* [Required work]: Copy each line of the records that holds the string "label".

* [Input data]:
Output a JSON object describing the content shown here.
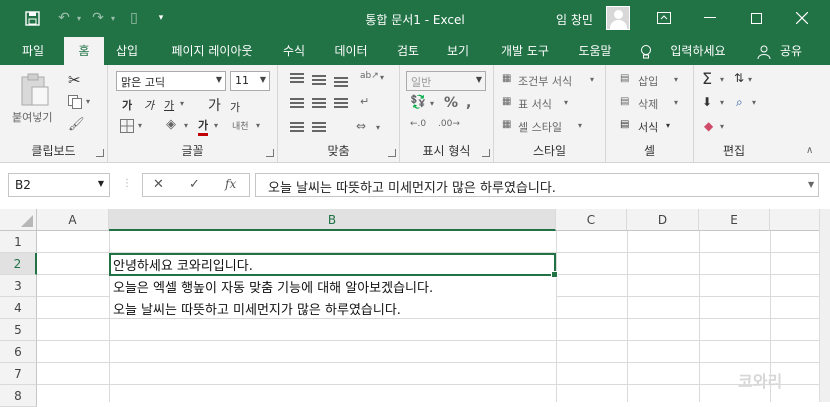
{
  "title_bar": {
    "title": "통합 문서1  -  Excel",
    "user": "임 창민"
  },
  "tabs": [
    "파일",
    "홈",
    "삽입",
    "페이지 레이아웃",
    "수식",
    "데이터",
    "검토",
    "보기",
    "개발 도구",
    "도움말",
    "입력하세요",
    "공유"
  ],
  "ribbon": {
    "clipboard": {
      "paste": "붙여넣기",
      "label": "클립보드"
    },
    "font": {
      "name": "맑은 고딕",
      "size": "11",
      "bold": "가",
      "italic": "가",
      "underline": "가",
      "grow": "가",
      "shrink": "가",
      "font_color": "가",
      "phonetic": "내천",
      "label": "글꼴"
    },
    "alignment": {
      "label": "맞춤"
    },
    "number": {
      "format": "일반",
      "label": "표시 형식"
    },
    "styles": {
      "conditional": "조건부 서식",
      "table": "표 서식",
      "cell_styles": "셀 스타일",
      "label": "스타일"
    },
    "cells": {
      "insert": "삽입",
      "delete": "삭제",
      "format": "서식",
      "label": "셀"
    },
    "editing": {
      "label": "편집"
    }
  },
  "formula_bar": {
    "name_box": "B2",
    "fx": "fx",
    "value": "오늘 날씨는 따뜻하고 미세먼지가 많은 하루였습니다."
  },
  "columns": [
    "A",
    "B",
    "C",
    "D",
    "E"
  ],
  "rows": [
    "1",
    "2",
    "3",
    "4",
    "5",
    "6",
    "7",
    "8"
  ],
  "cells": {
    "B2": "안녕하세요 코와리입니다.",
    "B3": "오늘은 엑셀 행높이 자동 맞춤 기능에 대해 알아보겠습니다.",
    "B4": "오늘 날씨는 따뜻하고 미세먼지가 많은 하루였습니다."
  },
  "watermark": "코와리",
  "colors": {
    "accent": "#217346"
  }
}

* [Response box]:
      "label": "클립보드"
      "label": "글꼴"
      "label": "맞춤"
      "label": "표시 형식"
      "label": "스타일"
      "label": "셀"
      "label": "편집"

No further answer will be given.